Family Guy is so racist, it’s not racist

For those of you who aren't aware, Family Guy is an animated series featuring the Griffins, a very dysfunctional family. It has been going on for a while. Seth MacFarlane has produced 11 seasons so far. This show has attracted the attention of many viewers and also the critics who labeled it as offensive and immoral.

First of all, as a personal fan of this sitcom, I believe that those critics need to get a sense of humor. People should stop ignoring the big elephant in the room and start accepting that blue comedy is becoming a part of our lives. We get it, children get it, and everybody gets it. Honestly, the less taboo these topics become, the less intriguing they become and the more mature and astute kids become.

As for the offensive part, I think MacFarlane was clever by featuring racist and stereotypical representations of all ethnicities and religions on this show. They are so stupid and offensive, they make us reflect upon our own perceptions of other people and help us realize how silly these things look like.

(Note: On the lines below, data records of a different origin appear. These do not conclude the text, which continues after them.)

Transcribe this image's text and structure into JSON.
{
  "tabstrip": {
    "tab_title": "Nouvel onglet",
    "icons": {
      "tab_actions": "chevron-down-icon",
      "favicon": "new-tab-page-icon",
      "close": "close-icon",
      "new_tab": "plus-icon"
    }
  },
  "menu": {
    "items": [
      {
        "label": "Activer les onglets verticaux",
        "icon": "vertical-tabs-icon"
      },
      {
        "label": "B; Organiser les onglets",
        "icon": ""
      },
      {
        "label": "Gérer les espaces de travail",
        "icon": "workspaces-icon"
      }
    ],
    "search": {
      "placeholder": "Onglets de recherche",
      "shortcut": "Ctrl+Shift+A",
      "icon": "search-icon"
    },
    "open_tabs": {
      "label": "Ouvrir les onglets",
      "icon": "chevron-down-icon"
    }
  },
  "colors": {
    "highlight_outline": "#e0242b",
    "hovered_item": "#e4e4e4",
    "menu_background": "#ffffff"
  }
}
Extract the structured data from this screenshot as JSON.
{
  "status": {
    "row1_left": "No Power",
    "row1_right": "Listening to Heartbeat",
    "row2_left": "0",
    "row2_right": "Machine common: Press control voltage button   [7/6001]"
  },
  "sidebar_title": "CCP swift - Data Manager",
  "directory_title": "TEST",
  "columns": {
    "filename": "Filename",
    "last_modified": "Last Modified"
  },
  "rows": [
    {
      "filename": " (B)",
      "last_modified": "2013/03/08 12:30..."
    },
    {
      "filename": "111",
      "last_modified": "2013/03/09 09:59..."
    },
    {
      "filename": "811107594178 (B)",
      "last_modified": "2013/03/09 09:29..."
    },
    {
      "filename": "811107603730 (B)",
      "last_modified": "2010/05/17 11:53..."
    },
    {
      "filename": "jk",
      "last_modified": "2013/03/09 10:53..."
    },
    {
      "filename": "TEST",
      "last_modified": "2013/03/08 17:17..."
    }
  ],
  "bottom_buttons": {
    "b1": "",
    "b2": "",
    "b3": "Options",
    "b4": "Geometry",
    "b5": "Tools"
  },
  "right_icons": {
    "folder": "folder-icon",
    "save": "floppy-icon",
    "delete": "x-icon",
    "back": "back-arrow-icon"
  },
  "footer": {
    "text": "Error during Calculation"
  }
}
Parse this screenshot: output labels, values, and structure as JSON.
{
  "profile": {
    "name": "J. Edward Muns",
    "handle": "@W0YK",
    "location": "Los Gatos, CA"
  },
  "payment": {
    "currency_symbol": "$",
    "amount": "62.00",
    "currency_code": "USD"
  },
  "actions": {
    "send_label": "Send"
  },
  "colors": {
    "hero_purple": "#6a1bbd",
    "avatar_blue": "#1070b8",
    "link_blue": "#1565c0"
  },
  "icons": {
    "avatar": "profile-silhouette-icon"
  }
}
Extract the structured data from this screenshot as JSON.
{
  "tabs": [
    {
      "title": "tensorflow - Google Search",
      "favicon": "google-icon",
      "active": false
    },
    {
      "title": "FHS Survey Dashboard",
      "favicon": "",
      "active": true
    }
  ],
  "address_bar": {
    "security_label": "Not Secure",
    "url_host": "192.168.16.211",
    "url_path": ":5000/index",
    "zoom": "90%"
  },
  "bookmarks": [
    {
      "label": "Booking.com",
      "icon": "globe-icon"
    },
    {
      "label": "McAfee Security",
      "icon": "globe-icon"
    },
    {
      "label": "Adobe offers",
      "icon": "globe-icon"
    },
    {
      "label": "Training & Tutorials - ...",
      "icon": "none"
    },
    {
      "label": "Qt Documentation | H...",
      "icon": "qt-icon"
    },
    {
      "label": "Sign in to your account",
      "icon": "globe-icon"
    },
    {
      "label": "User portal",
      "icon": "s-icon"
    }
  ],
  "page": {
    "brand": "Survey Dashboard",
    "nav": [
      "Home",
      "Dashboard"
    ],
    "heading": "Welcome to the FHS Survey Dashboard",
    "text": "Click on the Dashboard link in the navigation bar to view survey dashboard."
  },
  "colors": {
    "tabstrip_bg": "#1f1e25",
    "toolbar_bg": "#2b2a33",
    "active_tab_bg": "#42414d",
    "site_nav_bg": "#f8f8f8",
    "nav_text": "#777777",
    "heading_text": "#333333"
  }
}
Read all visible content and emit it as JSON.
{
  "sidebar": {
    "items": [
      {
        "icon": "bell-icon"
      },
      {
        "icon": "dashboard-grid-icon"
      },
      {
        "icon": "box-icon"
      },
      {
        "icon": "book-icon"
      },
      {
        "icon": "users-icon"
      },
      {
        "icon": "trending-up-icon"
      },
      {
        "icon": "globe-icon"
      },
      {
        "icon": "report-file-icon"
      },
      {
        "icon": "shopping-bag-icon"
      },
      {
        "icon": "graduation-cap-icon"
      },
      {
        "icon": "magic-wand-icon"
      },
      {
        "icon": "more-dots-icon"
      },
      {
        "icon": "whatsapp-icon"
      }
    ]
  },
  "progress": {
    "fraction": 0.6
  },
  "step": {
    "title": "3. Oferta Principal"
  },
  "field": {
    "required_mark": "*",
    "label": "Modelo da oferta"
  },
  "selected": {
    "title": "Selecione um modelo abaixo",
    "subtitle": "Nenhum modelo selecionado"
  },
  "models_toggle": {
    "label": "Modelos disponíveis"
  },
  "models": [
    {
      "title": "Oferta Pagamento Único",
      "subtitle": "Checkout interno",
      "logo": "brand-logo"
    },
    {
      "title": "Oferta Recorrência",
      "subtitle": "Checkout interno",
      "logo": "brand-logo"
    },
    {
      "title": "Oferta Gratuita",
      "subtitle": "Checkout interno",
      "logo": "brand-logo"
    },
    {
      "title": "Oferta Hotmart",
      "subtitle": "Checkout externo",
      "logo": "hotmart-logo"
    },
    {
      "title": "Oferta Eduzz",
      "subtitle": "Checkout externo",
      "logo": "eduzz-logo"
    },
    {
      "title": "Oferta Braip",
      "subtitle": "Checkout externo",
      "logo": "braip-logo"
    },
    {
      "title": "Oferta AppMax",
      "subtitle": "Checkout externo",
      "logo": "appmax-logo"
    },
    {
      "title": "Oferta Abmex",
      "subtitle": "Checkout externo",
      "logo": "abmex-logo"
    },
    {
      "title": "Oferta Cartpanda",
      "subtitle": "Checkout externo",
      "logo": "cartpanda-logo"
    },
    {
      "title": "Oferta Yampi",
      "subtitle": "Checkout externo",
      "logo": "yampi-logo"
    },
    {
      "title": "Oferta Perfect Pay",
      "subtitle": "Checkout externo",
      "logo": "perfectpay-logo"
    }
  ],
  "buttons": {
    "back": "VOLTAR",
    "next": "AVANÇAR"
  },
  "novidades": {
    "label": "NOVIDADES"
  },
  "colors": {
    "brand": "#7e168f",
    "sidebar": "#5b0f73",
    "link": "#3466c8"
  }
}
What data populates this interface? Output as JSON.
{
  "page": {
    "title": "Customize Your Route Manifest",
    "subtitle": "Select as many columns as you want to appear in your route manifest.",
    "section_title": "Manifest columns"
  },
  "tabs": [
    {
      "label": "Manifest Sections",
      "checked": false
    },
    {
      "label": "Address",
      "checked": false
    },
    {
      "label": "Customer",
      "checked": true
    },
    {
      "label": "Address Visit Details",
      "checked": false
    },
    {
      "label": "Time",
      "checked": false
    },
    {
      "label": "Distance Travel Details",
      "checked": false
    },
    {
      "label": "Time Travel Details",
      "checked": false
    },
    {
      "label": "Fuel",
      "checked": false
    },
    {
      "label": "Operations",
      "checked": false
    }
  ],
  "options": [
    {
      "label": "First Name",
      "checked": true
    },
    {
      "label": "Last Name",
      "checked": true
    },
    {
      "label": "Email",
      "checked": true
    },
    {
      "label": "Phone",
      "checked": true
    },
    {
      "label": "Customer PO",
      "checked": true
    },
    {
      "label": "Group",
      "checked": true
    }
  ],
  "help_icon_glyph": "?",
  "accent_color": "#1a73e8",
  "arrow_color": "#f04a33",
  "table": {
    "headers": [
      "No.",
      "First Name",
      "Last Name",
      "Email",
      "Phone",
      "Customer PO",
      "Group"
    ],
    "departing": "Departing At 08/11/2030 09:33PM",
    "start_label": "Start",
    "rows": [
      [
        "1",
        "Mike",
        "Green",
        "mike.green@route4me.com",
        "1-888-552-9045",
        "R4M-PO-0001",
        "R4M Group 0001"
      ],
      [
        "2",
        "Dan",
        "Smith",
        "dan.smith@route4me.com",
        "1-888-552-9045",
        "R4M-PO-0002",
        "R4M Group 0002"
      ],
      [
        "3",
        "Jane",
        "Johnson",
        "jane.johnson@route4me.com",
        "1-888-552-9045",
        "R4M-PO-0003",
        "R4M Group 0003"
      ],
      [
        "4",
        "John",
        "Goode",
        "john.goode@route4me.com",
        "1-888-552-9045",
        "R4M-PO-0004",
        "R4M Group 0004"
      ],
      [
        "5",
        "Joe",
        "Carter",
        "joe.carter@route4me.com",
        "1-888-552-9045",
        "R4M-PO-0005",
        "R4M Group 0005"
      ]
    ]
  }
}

One thing I learned in sociology class that was all too new to me is that the terms race and ethnicity mean different things (shocking, I know). Race is a group of people who share genetically inherited physical features that distinguish them from other people. On the other hand, the ethnicity of a group of people refers to how they identify with one another on the basis of common ancestry, nationality, or cultural heritage. I could look like someone, but identify with the culture of someone else more than the person I look like. Which is cool. But the existence of different ethnicities creates stereotypes, prejudice and descrimination that we socially construct.

Stereotypes are inaccurate generalizations about a group of people. We hate stereotypes when they are about us, yet somehow manage to create dozens when they are about other people. In every culture we have the main group and “the other.” It’s the people of the city and the foreigners who live in it. Here in Qatar, for example, we have Qataris and non Qataris. In the US, you have white people and then the other colored people who tend to have beautiful babies.

Movies and TV shows play a huge role in shaping those stereotypes of “the other.” They subconsciously let us behave towards them in a certain manner and therefore, discriminate them. What people try to do now is create this “new racism.” Basically, “we are colorblind, racism doesn’t and shouldn’t exist, we’re all the same.” Sounds sweet. But the problem with that concept is that it fails to recognize that people are different, that we are not the same, that people were treated differently “back then” and might still be treated in that manner.

Now this is where Family Guy beats the rest (at least in my opinion). The show is a social commentary of how people behave and think about others. In order to show that, through comedy, they employ all sorts of stereotypes. “They make fun of jewish people, dorky white people, hispanic people, arab people, catholic, homosexuals … if you can think of a race or religion it has been made fun of on that show.” My personal favorite is Consuela, the Hispanic maid:

When people see those things, they laugh. Yes, we get offended, but eventually, we realize how stupid it would be if we actually viewed people in that manner. The show also makes fun of racist people by having racist characters. Brian, who is a white dog, doesn’t pick up black guys in his cab. The constant bombardment of those representations remind us of our differences, the racism that we face and the discrimination we have towards others. When we start to see how ridiculous it looks like, we start to change our views but respect and accept differences.

You should definitely check out the show if you haven't. I have personal DVDs of most seasons because I just love this show so much. It's so funny.

No comments:

Post a Comment

Note: Only a member of this blog may post a comment.